== Work to complete ==
Pick out every line of the entries below where "price" occurs, and copy those lines.

Data records for software interfaces:
----
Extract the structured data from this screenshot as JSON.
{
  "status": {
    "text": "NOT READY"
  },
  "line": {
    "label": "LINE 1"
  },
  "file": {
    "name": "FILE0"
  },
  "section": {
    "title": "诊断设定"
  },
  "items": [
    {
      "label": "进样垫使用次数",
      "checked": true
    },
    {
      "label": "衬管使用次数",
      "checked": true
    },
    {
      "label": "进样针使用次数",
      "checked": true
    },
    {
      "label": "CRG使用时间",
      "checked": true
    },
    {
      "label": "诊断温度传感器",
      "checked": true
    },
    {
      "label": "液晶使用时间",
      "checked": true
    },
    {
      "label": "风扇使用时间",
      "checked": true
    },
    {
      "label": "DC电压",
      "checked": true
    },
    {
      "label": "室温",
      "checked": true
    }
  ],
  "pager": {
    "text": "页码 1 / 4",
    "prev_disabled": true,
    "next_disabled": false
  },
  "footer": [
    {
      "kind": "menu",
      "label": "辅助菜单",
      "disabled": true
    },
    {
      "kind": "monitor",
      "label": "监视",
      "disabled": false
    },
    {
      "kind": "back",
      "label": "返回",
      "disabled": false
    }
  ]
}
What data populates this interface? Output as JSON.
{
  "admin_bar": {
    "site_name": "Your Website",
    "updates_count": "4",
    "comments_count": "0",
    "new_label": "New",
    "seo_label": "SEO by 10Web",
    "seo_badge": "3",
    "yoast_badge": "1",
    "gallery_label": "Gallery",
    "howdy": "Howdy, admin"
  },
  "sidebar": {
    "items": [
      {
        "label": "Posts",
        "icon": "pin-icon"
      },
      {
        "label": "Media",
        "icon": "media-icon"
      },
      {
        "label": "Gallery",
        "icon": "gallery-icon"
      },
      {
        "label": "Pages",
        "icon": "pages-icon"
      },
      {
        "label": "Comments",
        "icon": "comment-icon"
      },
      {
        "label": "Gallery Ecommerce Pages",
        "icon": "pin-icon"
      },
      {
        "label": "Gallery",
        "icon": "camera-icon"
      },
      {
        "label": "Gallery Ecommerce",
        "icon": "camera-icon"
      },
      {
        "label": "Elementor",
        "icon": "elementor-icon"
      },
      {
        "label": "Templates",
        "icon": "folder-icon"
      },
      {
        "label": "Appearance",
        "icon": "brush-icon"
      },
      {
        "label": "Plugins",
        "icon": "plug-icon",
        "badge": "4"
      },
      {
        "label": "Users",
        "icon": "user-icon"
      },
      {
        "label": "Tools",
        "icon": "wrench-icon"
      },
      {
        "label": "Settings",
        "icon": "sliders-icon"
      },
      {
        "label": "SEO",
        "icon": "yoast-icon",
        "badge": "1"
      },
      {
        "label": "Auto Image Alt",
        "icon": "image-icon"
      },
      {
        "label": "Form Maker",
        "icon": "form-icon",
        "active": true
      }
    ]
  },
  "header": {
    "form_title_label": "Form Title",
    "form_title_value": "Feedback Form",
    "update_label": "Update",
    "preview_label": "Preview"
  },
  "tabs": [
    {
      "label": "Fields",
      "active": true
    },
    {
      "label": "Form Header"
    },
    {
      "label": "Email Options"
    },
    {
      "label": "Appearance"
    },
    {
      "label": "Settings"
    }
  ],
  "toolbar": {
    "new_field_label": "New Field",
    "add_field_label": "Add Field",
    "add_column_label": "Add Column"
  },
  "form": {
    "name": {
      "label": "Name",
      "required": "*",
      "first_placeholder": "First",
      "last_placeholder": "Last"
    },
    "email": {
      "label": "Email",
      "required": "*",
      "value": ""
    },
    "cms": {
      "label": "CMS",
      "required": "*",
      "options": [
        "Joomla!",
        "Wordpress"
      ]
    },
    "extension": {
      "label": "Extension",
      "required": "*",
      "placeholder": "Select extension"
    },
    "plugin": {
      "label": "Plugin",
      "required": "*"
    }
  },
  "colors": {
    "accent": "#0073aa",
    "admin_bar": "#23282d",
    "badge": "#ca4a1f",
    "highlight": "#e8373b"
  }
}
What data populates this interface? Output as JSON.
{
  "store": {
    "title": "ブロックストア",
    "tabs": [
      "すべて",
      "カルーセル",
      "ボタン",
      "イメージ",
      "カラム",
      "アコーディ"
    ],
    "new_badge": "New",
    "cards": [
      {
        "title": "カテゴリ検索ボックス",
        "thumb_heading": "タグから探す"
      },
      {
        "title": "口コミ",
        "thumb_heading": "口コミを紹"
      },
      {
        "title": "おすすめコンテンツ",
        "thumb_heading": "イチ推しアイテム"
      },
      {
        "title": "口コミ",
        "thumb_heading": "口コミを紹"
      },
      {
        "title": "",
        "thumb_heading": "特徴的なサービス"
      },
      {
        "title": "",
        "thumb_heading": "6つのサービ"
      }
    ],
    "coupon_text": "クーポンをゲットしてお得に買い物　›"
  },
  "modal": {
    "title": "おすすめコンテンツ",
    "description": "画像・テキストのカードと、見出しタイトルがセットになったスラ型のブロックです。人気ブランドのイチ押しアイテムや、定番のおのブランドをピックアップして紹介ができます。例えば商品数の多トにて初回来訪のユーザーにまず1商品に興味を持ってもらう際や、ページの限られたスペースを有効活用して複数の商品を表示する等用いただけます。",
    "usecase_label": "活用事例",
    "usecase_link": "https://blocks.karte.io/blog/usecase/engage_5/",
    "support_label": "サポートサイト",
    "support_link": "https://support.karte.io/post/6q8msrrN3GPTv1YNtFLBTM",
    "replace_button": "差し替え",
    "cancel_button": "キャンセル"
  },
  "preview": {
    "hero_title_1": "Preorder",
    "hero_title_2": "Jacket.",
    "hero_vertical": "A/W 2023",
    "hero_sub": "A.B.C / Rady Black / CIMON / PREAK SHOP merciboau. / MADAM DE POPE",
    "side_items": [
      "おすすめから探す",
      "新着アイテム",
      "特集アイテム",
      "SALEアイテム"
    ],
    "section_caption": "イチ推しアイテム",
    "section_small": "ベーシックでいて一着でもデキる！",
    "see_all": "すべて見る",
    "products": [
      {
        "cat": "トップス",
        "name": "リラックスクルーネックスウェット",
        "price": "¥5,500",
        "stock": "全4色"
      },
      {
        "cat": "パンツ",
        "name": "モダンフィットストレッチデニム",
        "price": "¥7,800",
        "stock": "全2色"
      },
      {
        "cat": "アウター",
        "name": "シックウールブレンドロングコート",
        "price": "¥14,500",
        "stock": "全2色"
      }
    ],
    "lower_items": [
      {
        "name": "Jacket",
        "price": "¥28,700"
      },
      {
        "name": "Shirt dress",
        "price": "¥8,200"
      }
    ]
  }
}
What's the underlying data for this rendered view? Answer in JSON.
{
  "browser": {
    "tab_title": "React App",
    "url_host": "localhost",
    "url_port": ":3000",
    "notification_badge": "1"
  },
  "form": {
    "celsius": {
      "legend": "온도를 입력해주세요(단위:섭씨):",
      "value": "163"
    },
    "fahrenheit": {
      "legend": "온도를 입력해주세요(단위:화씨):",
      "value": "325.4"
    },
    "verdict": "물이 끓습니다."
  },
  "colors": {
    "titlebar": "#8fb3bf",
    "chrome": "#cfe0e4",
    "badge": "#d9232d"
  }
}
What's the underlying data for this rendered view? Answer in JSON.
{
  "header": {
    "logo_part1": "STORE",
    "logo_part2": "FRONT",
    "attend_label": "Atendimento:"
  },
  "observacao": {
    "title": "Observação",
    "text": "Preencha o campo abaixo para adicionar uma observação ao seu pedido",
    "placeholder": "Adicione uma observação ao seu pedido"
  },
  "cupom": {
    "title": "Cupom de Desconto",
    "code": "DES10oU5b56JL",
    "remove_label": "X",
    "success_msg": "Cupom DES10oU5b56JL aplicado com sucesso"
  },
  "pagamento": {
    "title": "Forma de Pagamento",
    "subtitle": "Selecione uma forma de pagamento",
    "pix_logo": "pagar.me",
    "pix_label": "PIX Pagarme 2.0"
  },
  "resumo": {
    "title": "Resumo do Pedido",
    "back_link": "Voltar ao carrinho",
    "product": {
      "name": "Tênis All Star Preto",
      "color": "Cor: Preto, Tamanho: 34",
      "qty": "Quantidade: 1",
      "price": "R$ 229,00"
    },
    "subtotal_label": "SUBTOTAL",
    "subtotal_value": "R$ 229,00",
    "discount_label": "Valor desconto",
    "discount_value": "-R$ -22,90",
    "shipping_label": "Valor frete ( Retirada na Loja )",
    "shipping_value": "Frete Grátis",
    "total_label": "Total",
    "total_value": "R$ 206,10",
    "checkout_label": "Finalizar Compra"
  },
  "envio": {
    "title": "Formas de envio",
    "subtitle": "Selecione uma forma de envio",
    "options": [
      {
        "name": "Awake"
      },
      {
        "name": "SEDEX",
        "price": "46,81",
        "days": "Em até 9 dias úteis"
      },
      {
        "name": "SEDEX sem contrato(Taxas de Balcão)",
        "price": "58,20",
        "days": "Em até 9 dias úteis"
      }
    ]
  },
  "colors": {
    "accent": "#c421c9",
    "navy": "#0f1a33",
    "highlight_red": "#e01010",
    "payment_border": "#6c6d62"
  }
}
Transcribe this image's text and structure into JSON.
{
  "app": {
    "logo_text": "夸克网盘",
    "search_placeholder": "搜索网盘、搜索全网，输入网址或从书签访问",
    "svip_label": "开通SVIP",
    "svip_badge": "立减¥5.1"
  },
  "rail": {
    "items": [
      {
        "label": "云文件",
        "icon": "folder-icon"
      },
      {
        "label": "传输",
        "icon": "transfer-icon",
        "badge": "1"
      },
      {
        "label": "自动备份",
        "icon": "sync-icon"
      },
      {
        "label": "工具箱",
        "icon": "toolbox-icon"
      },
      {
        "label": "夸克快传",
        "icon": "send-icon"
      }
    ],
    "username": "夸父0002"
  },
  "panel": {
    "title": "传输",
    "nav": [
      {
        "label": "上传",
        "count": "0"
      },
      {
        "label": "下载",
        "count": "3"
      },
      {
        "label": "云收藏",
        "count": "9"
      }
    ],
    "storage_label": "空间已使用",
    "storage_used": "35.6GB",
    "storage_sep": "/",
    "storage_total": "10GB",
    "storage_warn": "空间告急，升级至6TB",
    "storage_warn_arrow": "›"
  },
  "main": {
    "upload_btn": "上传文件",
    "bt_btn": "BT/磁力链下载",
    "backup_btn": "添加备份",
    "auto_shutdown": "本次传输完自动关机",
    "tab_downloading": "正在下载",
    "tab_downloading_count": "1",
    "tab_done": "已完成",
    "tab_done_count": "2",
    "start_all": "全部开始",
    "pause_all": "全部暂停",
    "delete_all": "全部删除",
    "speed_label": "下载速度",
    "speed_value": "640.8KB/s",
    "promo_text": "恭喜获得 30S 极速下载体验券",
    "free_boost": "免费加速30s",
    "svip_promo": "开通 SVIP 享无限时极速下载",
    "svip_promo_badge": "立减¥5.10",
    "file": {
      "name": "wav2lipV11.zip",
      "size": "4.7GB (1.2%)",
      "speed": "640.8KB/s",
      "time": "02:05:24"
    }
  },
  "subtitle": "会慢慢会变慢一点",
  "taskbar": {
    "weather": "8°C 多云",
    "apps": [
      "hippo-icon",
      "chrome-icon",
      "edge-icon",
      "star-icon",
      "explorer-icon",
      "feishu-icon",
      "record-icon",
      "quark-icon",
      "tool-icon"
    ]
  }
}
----
== Output for this exercise ==
        "price": "¥5,500",
        "price": "¥7,800",
        "price": "¥14,500",
        "price": "¥28,700"
        "price": "¥8,200"
      "price": "R$ 229,00"
        "price": "46,81",
        "price": "58,20",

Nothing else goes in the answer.